- Oakview High School
- North Valley High School
- Anderson New Technology High School
- Shasta Christian Academy
The city is home to Anderson River Park, North Volonte Park, and South Volonte Park. Anderson River Park is located off of Stingy Ln. down Rupert Rd. The park is situated on the Sacramento River. The park consists of athletic fields, picnic areas, fishing access, play structures, and a disc golf course. North Volonte Park is located off South St. on Emily Rd. North Volonte Park is separated from South Volonte Park. North Volonte Park is a developed park which consists of softball and baseball fields. It also has a skate park. South Volonte Park is located behind North Volonte Park. South Volonte Park is wetlands that are outlined by a jogging trail. It also contains exercise equipment.

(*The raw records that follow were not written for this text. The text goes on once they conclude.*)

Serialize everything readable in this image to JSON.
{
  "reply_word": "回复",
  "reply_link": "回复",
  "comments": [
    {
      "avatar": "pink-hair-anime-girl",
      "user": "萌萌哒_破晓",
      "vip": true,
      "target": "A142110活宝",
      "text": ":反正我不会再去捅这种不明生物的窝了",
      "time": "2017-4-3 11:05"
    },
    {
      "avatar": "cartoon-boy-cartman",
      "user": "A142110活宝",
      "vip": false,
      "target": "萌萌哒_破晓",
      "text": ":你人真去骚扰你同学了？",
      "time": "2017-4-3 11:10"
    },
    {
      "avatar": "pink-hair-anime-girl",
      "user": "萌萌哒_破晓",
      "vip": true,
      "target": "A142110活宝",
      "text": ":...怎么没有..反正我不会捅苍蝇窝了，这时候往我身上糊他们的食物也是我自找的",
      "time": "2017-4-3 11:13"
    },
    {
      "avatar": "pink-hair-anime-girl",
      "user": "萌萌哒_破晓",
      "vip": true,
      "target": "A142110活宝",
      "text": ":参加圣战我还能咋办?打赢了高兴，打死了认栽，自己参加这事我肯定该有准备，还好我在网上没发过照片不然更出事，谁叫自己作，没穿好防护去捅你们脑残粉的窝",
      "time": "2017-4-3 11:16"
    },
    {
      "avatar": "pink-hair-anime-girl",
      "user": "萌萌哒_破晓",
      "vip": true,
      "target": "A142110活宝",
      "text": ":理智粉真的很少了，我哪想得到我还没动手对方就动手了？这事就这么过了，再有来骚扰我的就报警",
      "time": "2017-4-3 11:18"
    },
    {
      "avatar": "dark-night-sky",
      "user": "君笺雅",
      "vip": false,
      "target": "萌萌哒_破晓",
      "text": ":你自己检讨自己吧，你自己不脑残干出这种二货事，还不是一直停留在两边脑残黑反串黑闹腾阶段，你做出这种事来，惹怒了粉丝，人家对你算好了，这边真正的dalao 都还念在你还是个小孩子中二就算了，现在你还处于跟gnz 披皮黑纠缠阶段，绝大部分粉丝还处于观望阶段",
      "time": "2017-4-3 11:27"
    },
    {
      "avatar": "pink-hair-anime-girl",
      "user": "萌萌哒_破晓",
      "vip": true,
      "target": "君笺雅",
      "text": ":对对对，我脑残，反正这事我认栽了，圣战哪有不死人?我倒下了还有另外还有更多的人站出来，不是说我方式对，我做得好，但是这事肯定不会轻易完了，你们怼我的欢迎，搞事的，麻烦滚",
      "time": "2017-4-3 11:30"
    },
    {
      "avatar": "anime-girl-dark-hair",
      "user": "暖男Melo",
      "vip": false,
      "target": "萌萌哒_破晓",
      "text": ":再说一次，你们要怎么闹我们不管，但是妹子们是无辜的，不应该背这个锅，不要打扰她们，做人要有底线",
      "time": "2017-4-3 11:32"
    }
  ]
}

- "City of Anderson". Retrieved 2018-07-29.
- "California Cities by Incorporation Date". California Association of Local Agency Formation Commissions. Archived from the original (Word) on November 3, 2014. Retrieved August 25, 2014.
- "2016 U.S. Gazetteer Files". United States Census Bureau. Retrieved Jul 19, 2017.
- "Population and Housing Unit Estimates". Retrieved June 9, 2017.
- Gudde, Erwin; William Bright (2004). California Place Names (Fourth ed.). University of California Press. p. 12. ISBN 0-520-24217-3.
- Northern California. Heathrow, Florida: AAA Publishing. 2012. p. 45.
- "US Gazetteer files: 2010, 2000, and 1990". United States Census Bureau. 2011-02-12. Retrieved 2011-04-23.
- Climate Summary for Anderson, California
- "Census of Population and Housing". Census.gov. Archived from the original on May 12, 2015. Retrieved June 4, 2015.
- "2010 Census Interactive Population Search: CA - Anderson city". U.S. Census Bureau. Retrieved July 12, 2014.
- "American FactFinder". United States Census Bureau. Archived from the original on 2013-09-11. Retrieved 2008-01-31.
- State of California, Department of Finance, E-1 Population Estimates for Cities, Counties and State with Annual Percent Change — January 1, 2005 and 2006. Sacramento, California, May 2006.
- "Senators". State of California. Retrieved March 10, 2013.
- "Members Assembly". State of California. Retrieved March 2, 2013.
- "California's 1st Congressional District - Representatives & District Map". Civic Impulse, LLC. Retrieved March 1, 2013.
|Wikivoyage has a travel guide for Anderson, California.|